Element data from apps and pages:
□ □ □ □ □ □ □

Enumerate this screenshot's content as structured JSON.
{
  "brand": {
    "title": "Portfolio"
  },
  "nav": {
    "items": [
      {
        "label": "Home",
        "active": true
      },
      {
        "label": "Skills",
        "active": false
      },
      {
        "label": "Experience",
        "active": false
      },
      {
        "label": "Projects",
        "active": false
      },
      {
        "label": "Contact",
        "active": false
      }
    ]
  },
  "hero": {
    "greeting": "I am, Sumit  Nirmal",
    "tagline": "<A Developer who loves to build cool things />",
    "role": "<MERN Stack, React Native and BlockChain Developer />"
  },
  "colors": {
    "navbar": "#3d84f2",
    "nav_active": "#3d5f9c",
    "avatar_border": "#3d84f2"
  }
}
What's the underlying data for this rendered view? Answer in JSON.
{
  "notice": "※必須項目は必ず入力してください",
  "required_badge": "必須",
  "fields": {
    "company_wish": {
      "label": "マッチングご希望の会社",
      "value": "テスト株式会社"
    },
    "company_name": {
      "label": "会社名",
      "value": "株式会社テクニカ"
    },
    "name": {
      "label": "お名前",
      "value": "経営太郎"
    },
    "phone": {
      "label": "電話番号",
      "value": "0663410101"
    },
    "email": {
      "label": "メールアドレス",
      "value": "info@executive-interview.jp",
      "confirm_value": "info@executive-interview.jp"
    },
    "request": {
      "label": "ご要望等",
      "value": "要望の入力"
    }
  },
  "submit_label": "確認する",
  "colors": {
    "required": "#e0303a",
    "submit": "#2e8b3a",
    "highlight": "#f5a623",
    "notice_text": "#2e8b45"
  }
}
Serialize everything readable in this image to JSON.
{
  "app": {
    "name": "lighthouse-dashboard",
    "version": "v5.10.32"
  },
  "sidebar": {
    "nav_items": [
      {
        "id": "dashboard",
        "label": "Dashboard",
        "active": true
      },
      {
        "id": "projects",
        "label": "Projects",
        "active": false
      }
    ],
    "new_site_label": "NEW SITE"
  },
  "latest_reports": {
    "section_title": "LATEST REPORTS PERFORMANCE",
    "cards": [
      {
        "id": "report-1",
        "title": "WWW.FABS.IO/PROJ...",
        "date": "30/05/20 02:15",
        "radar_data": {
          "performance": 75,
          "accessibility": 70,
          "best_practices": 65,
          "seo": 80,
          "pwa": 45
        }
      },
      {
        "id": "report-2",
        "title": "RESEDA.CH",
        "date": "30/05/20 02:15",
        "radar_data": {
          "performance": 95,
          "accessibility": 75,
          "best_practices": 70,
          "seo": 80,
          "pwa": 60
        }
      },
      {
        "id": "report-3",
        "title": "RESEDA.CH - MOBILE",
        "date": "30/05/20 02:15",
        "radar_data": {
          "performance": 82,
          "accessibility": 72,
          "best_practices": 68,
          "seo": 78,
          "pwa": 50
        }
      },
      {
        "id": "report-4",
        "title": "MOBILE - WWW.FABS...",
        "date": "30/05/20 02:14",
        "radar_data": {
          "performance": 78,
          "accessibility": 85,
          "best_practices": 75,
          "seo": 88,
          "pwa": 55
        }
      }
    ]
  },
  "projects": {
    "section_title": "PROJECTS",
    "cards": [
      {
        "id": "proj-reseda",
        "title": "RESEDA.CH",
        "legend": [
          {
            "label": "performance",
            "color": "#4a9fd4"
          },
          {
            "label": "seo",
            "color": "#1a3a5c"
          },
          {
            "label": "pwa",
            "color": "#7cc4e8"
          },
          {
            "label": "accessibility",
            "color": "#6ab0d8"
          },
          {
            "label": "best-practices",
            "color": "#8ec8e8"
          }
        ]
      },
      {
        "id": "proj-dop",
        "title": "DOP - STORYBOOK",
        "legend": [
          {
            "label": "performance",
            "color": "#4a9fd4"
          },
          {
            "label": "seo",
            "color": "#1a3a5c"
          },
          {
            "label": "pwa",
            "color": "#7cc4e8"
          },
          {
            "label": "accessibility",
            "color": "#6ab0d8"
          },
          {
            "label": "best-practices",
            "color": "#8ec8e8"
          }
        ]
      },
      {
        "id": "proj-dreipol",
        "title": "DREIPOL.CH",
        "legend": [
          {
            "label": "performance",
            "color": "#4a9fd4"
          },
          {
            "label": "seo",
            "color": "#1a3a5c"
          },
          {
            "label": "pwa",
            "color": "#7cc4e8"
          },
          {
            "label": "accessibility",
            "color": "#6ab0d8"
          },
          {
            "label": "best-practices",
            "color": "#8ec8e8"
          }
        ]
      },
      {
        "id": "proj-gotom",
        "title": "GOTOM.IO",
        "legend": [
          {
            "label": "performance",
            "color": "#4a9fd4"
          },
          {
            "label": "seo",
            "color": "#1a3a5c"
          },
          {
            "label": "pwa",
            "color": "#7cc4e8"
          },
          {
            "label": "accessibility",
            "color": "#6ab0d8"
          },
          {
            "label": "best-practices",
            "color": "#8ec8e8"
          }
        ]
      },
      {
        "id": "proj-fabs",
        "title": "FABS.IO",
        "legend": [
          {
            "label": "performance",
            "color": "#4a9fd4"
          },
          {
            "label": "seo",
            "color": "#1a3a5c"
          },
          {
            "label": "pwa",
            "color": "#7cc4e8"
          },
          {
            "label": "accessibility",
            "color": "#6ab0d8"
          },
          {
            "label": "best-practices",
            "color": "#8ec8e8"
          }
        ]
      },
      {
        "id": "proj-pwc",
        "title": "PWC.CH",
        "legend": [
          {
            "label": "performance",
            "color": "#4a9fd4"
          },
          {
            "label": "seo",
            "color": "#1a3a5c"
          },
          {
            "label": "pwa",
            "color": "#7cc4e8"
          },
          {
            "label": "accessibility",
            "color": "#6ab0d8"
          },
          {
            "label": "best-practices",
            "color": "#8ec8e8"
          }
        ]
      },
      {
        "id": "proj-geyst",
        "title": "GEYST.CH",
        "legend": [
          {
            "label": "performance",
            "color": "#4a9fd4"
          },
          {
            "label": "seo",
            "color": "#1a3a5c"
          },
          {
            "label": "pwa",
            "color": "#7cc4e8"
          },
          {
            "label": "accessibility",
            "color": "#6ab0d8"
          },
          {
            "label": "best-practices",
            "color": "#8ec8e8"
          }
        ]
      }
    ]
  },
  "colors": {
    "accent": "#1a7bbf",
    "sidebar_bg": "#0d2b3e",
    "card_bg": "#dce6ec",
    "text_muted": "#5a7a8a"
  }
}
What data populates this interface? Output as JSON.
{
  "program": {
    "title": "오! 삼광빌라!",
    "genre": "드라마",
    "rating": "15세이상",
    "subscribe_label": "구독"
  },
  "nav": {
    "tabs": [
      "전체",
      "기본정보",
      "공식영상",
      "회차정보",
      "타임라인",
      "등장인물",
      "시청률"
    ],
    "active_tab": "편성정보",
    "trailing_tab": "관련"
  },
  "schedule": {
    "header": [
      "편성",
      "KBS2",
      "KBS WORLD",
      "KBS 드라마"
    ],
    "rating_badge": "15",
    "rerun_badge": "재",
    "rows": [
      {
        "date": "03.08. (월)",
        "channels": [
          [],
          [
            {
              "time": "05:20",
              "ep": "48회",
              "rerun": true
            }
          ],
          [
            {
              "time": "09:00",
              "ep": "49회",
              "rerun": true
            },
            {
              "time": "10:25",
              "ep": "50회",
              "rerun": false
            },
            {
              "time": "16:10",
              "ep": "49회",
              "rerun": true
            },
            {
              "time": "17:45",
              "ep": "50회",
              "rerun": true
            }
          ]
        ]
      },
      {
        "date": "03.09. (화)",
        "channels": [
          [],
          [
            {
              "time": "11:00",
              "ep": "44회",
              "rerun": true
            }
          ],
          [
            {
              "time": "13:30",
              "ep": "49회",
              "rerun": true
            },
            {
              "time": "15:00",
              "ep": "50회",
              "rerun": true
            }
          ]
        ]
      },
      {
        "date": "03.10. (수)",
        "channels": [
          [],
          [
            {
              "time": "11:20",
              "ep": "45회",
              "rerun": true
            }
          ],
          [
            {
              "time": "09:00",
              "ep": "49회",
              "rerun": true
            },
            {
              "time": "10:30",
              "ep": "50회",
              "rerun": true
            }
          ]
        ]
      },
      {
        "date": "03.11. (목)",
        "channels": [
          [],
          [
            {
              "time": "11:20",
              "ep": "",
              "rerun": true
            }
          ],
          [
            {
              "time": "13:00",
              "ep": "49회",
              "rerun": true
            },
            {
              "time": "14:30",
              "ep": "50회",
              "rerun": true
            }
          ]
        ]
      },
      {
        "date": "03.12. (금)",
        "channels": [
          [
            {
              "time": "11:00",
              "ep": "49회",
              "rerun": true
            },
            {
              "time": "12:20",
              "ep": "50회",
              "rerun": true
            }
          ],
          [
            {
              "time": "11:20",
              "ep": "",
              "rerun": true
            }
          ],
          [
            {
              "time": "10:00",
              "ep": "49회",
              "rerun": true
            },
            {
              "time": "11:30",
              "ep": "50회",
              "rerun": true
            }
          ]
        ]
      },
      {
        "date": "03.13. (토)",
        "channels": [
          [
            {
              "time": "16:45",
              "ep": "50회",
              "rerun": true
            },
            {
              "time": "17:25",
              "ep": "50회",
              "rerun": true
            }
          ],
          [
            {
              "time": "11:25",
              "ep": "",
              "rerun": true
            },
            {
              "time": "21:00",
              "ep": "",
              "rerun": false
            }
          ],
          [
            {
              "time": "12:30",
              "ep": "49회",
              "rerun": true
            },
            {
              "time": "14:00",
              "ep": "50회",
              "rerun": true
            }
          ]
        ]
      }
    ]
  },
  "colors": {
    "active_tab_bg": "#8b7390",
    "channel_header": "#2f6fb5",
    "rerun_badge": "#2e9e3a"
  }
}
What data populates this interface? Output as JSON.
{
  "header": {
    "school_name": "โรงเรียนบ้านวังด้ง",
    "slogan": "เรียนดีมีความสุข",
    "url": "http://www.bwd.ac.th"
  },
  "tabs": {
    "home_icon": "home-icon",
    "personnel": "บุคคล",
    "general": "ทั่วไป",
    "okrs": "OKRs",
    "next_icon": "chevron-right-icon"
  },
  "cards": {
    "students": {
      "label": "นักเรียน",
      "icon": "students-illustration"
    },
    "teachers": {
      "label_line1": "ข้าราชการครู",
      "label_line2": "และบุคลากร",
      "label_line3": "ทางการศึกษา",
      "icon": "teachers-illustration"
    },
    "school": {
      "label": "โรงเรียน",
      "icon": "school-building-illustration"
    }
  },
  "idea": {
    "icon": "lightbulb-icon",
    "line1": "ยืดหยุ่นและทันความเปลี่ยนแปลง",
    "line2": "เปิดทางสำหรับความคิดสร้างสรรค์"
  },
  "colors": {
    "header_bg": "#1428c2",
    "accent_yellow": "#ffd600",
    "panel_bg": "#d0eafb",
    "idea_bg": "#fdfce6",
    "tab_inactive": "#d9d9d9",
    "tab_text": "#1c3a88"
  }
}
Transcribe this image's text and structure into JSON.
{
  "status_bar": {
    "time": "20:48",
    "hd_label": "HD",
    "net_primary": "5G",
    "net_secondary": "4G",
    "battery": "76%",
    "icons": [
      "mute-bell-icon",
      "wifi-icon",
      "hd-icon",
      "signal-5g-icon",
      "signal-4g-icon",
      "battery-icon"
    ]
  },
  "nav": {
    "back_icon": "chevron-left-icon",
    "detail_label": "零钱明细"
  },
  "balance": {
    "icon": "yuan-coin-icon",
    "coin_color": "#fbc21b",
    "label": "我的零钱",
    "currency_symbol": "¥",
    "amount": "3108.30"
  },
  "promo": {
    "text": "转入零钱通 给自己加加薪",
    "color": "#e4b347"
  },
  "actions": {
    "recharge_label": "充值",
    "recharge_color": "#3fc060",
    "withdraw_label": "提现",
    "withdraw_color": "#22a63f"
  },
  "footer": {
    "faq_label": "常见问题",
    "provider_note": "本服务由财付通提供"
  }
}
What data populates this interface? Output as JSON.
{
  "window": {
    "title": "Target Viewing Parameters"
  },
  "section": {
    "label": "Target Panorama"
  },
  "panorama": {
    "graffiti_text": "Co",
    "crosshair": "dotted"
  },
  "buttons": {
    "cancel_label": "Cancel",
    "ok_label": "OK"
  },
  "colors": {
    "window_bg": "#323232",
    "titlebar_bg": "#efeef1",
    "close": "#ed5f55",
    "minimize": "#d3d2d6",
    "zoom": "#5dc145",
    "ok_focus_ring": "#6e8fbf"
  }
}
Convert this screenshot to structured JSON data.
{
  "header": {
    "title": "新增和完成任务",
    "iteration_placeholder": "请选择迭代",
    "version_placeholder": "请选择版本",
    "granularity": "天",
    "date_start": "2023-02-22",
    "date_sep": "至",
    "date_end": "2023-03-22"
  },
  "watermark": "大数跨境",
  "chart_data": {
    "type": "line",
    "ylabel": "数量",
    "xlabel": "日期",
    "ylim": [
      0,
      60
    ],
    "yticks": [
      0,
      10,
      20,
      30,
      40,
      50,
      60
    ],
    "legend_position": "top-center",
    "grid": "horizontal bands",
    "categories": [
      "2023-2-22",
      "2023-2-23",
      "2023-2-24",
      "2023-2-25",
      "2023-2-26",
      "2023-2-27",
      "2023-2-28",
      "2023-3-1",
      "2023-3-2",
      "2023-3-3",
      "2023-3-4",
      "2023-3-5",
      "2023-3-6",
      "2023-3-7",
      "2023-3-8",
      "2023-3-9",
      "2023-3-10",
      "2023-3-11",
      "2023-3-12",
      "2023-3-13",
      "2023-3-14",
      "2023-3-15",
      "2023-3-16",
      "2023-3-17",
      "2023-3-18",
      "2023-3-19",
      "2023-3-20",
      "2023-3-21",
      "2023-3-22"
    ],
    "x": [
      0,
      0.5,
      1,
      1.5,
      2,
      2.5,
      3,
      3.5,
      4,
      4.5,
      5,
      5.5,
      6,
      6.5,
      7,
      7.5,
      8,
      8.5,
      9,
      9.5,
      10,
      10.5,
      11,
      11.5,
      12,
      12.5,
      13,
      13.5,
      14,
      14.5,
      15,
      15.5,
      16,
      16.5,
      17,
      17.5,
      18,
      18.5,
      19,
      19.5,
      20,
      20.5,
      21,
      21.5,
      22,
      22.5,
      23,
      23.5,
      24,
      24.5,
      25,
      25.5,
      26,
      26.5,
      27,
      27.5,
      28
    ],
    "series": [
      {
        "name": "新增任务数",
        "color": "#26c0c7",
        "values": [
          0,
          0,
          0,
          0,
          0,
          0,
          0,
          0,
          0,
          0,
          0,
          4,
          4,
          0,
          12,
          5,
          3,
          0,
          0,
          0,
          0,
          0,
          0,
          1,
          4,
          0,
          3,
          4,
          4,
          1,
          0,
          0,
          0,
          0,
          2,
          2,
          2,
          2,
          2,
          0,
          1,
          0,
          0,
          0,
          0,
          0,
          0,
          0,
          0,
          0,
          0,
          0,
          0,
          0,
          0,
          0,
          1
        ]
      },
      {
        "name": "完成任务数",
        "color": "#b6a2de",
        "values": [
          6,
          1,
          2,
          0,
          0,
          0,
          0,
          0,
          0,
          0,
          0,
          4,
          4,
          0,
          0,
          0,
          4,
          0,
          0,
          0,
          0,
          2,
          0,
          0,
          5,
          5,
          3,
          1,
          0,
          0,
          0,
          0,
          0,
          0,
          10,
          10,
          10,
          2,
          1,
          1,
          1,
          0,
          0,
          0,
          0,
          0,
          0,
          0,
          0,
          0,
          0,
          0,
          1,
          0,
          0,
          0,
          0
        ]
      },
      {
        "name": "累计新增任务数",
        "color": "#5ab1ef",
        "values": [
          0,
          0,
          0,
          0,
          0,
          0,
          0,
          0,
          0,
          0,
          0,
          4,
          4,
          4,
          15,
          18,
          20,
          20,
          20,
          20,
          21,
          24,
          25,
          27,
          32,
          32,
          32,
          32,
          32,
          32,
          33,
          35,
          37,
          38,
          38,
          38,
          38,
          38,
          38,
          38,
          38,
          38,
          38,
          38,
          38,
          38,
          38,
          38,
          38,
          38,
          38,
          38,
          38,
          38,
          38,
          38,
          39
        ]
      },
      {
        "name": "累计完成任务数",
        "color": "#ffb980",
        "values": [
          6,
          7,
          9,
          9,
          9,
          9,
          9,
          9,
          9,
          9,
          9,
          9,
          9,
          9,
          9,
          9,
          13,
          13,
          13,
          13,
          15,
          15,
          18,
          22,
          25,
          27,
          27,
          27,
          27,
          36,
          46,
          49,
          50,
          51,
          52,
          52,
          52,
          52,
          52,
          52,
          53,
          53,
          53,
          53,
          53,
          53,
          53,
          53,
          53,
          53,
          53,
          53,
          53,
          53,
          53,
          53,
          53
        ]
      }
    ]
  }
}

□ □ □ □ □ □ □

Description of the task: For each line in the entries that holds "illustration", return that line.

Result for this task:
      "icon": "students-illustration"
      "icon": "teachers-illustration"
      "icon": "school-building-illustration"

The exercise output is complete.